**What to produce**
Each record below is to be set down again precisely.

**Recorded data**
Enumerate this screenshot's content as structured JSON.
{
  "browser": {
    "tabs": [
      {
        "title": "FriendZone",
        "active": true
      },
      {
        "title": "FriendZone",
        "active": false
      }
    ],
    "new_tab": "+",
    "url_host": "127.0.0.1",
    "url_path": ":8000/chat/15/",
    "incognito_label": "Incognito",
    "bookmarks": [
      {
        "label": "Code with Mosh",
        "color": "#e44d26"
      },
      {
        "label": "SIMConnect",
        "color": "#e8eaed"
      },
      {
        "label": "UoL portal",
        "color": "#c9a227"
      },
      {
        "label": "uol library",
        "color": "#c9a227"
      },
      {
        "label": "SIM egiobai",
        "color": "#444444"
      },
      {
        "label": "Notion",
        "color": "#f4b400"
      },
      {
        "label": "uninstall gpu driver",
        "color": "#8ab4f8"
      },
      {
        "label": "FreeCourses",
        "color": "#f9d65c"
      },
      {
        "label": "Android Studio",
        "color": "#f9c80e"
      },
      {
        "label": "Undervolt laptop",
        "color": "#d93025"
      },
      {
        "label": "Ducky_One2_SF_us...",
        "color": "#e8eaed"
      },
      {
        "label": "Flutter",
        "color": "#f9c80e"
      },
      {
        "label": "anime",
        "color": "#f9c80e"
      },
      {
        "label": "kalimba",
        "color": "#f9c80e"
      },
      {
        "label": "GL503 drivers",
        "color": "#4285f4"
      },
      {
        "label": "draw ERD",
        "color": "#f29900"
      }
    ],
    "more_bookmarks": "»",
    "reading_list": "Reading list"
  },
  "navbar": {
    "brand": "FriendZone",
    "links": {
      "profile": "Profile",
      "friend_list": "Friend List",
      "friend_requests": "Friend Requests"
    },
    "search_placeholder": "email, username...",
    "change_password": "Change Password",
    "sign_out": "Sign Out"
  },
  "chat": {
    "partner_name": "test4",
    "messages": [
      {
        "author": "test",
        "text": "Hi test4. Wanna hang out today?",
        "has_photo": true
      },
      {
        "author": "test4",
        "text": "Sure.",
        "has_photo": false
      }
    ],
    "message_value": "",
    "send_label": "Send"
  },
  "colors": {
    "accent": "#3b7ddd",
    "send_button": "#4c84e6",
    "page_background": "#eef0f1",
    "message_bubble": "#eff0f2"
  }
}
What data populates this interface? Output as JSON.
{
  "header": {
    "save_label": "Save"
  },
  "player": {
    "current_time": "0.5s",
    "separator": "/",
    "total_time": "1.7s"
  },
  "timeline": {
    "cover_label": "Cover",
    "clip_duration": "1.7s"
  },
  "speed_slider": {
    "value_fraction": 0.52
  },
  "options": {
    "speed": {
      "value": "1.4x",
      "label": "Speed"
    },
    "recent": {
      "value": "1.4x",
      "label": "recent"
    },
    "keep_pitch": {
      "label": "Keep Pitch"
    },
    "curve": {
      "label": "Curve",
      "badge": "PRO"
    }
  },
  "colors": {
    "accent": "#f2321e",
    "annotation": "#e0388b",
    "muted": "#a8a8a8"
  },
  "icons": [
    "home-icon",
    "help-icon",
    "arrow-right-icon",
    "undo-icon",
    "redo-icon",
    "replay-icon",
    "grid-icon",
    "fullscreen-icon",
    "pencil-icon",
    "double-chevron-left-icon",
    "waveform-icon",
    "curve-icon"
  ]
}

**Result**
Enumerate this screenshot's content as structured JSON.
{
  "browser": {
    "tabs": [
      {
        "title": "FriendZone",
        "active": true
      },
      {
        "title": "FriendZone",
        "active": false
      }
    ],
    "new_tab": "+",
    "url_host": "127.0.0.1",
    "url_path": ":8000/chat/15/",
    "incognito_label": "Incognito",
    "bookmarks": [
      {
        "label": "Code with Mosh",
        "color": "#e44d26"
      },
      {
        "label": "SIMConnect",
        "color": "#e8eaed"
      },
      {
        "label": "UoL portal",
        "color": "#c9a227"
      },
      {
        "label": "uol library",
        "color": "#c9a227"
      },
      {
        "label": "SIM egiobai",
        "color": "#444444"
      },
      {
        "label": "Notion",
        "color": "#f4b400"
      },
      {
        "label": "uninstall gpu driver",
        "color": "#8ab4f8"
      },
      {
        "label": "FreeCourses",
        "color": "#f9d65c"
      },
      {
        "label": "Android Studio",
        "color": "#f9c80e"
      },
      {
        "label": "Undervolt laptop",
        "color": "#d93025"
      },
      {
        "label": "Ducky_One2_SF_us...",
        "color": "#e8eaed"
      },
      {
        "label": "Flutter",
        "color": "#f9c80e"
      },
      {
        "label": "anime",
        "color": "#f9c80e"
      },
      {
        "label": "kalimba",
        "color": "#f9c80e"
      },
      {
        "label": "GL503 drivers",
        "color": "#4285f4"
      },
      {
        "label": "draw ERD",
        "color": "#f29900"
      }
    ],
    "more_bookmarks": "»",
    "reading_list": "Reading list"
  },
  "navbar": {
    "brand": "FriendZone",
    "links": {
      "profile": "Profile",
      "friend_list": "Friend List",
      "friend_requests": "Friend Requests"
    },
    "search_placeholder": "email, username...",
    "change_password": "Change Password",
    "sign_out": "Sign Out"
  },
  "chat": {
    "partner_name": "test4",
    "messages": [
      {
        "author": "test",
        "text": "Hi test4. Wanna hang out today?",
        "has_photo": true
      },
      {
        "author": "test4",
        "text": "Sure.",
        "has_photo": false
      }
    ],
    "message_value": "",
    "send_label": "Send"
  },
  "colors": {
    "accent": "#3b7ddd",
    "send_button": "#4c84e6",
    "page_background": "#eef0f1",
    "message_bubble": "#eff0f2"
  }
}
What data populates this interface? Output as JSON.
{
  "header": {
    "save_label": "Save"
  },
  "player": {
    "current_time": "0.5s",
    "separator": "/",
    "total_time": "1.7s"
  },
  "timeline": {
    "cover_label": "Cover",
    "clip_duration": "1.7s"
  },
  "speed_slider": {
    "value_fraction": 0.52
  },
  "options": {
    "speed": {
      "value": "1.4x",
      "label": "Speed"
    },
    "recent": {
      "value": "1.4x",
      "label": "recent"
    },
    "keep_pitch": {
      "label": "Keep Pitch"
    },
    "curve": {
      "label": "Curve",
      "badge": "PRO"
    }
  },
  "colors": {
    "accent": "#f2321e",
    "annotation": "#e0388b",
    "muted": "#a8a8a8"
  },
  "icons": [
    "home-icon",
    "help-icon",
    "arrow-right-icon",
    "undo-icon",
    "redo-icon",
    "replay-icon",
    "grid-icon",
    "fullscreen-icon",
    "pencil-icon",
    "double-chevron-left-icon",
    "waveform-icon",
    "curve-icon"
  ]
}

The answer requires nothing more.